While I’m ruminating on the problem a thought appears: 62, the number of easily recognised characters I have, is close to the binarily-significant number 64 – the distinct values which can be represented by 6 bits: 0 to 63 or 000000 to 111111. Perhaps I can use this? If I picked a couple of my additional characters at random, say ‘+’ and ‘/’ that would bring me up to a encoding set of 64 easily recognisable characters. I bank the thought.

Then comes the flash of inspiration! Ultimately, I’m just trying to communicate a series of ones and zeros from A to B. When thinking about those ones and zeros I’ve always naturally separated them into 8-bit bytes, but for the purpose of transmission there’s no inherent reason to do so; as long as the correct sequence of ones and zeros reaches the other end the interpretation of that data as 8-bit bytes is the receiving computer’s decision.

I start to jot down my thinking. Imagine the first 3 8-bit bytes of my 10 x 10 image are as follows:

00000010 – 0011011 – 00110100

For transmission, I could split those 24 bits any way I like. Into two bit chunks, for example:

00 – 00 – 00 – 10 – 00 – 01 – 10 - 11 – 00 – 11 – 01 – 00

Or - going back to my previous thinking! – as 6-bit chunks:

000000 – 100001 – 101100 – 110100

And with 6-bit chunks, I can use my recognisable character encoding key!

A – h – s – 0

I could send you "Ahs0" and, as long as you knew the decryption key, you could reverse the encryption and retrieve the bits.

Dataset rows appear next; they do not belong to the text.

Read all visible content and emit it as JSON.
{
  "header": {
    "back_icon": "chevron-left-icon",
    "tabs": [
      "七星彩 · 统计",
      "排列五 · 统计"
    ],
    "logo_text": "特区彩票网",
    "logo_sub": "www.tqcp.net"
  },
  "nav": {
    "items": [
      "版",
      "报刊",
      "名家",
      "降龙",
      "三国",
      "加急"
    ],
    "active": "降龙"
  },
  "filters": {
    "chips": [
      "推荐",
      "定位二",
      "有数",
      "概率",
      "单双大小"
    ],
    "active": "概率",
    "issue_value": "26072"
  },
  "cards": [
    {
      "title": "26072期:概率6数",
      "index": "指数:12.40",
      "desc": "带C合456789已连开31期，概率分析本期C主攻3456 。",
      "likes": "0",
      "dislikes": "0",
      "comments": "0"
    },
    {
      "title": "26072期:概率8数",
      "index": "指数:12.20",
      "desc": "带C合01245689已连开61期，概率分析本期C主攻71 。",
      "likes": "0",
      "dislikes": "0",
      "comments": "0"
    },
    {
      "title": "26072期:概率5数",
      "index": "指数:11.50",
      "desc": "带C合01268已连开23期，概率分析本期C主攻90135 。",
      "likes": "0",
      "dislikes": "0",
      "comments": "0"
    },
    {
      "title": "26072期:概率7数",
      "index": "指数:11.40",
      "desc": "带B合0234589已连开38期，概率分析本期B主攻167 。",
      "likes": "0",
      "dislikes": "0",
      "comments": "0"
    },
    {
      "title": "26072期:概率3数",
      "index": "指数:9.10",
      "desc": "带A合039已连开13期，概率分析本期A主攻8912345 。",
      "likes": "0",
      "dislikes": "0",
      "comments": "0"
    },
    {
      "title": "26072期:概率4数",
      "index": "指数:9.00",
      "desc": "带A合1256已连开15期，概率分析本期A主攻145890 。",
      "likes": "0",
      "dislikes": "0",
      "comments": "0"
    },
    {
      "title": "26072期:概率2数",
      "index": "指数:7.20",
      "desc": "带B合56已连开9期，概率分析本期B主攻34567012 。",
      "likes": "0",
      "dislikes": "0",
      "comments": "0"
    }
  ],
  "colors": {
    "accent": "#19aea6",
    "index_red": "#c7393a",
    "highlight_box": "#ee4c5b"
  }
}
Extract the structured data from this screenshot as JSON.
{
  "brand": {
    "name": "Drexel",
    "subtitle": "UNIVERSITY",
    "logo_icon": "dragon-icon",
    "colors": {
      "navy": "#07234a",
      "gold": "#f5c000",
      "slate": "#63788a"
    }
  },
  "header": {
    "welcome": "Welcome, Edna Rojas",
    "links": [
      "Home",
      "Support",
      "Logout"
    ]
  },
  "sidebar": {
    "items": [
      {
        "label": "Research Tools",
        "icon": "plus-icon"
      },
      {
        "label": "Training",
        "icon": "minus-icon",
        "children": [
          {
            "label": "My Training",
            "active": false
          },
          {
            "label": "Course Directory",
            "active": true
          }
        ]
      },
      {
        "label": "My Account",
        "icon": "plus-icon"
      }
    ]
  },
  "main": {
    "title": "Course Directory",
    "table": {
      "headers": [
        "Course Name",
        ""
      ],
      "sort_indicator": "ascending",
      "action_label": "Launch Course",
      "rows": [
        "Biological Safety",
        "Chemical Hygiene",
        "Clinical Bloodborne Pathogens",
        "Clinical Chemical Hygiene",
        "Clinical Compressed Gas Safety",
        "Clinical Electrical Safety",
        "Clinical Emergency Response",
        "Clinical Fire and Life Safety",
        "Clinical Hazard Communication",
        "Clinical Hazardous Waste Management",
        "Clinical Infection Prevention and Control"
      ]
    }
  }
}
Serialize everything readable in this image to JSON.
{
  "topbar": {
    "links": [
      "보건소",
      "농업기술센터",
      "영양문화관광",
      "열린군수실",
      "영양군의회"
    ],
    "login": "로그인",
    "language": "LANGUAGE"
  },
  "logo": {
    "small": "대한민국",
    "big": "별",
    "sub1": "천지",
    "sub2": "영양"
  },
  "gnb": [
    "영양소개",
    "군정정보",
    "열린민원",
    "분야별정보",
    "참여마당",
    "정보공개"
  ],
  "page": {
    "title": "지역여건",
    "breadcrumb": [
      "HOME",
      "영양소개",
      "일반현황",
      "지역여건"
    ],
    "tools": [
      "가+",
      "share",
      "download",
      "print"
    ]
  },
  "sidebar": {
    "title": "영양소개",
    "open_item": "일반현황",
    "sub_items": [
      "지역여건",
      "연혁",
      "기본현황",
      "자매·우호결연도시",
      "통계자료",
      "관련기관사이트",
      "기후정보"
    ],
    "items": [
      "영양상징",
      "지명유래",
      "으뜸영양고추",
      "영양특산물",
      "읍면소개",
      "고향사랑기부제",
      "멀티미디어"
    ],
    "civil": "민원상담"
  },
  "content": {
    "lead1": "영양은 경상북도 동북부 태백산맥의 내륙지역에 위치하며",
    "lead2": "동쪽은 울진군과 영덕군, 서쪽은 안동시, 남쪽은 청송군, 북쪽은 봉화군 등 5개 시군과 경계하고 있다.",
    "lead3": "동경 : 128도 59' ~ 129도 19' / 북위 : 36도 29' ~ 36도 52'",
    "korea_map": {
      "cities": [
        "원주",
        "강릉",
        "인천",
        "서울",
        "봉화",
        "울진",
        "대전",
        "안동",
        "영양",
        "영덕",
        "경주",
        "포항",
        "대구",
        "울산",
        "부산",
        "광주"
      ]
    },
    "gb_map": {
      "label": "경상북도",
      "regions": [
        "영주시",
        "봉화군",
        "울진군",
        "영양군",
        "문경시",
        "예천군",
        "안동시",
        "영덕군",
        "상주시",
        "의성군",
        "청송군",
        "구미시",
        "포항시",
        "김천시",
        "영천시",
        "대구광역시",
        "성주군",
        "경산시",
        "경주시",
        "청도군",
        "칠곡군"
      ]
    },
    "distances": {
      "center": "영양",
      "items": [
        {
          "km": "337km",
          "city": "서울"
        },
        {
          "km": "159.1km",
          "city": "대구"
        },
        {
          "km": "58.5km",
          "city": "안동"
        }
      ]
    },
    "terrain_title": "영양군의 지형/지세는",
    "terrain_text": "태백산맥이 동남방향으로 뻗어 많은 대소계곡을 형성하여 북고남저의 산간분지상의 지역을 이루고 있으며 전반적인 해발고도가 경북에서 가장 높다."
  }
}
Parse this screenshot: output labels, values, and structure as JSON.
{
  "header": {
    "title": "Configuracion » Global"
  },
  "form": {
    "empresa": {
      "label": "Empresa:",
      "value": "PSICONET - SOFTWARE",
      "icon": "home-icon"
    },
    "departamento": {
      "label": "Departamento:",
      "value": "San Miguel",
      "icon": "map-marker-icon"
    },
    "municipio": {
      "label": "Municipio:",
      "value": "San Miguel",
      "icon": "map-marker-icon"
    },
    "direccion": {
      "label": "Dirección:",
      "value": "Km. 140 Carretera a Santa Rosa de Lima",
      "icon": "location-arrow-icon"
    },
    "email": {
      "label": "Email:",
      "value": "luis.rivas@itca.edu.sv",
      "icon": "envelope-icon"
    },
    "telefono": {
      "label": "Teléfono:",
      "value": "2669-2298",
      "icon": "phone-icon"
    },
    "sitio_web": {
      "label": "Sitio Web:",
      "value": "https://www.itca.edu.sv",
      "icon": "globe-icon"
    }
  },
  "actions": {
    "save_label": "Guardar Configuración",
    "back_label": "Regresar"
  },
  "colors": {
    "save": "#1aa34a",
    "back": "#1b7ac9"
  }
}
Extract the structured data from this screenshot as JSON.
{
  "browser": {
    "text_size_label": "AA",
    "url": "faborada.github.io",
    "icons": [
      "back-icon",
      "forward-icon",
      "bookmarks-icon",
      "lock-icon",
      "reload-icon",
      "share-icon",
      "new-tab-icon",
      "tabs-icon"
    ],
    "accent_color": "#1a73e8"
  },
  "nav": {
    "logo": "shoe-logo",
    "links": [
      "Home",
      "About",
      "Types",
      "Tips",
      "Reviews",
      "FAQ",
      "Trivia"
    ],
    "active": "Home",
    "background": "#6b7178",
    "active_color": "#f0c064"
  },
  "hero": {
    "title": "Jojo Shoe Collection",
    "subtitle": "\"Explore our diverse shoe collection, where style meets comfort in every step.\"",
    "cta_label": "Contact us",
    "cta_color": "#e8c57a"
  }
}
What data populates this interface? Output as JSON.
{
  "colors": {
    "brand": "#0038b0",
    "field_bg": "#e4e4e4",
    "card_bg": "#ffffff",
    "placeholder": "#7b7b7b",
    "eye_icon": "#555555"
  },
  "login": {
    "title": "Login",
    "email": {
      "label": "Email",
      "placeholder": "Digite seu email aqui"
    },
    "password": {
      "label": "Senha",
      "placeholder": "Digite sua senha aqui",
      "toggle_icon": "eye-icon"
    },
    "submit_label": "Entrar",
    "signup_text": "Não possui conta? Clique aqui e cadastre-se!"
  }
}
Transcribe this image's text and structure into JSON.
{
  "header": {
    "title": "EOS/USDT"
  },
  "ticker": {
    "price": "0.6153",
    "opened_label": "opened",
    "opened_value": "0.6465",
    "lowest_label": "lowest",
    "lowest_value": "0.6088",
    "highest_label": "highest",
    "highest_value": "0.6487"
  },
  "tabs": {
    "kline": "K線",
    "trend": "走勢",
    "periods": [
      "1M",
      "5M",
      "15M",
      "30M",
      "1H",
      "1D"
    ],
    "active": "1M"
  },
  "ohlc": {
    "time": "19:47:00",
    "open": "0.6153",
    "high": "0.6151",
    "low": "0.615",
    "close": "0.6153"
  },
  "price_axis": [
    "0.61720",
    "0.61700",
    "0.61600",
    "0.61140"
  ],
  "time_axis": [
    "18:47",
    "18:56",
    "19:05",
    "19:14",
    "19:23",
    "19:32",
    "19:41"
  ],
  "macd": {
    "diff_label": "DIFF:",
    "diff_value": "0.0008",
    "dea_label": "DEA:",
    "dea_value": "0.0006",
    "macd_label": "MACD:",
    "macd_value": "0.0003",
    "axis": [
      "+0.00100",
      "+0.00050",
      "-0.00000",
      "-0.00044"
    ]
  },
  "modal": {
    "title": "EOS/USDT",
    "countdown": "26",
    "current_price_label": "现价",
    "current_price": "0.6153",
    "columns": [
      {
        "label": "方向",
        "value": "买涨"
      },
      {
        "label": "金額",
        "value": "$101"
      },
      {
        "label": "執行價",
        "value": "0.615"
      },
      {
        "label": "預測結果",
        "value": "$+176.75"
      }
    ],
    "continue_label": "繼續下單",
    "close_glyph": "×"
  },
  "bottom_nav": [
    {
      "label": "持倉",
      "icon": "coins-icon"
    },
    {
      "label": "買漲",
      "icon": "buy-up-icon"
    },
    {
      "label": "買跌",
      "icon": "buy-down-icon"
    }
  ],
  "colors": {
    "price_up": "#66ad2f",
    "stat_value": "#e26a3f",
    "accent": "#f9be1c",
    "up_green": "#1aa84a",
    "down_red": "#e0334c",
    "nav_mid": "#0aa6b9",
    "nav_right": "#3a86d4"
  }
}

And this is the bare bones of base64 encoding. I’ll fill in the gaps and attempt to extricate the tortured analogy from this explanation, applying the real world, in Tier 4.

Next >> Understanding Base64 Encoding #4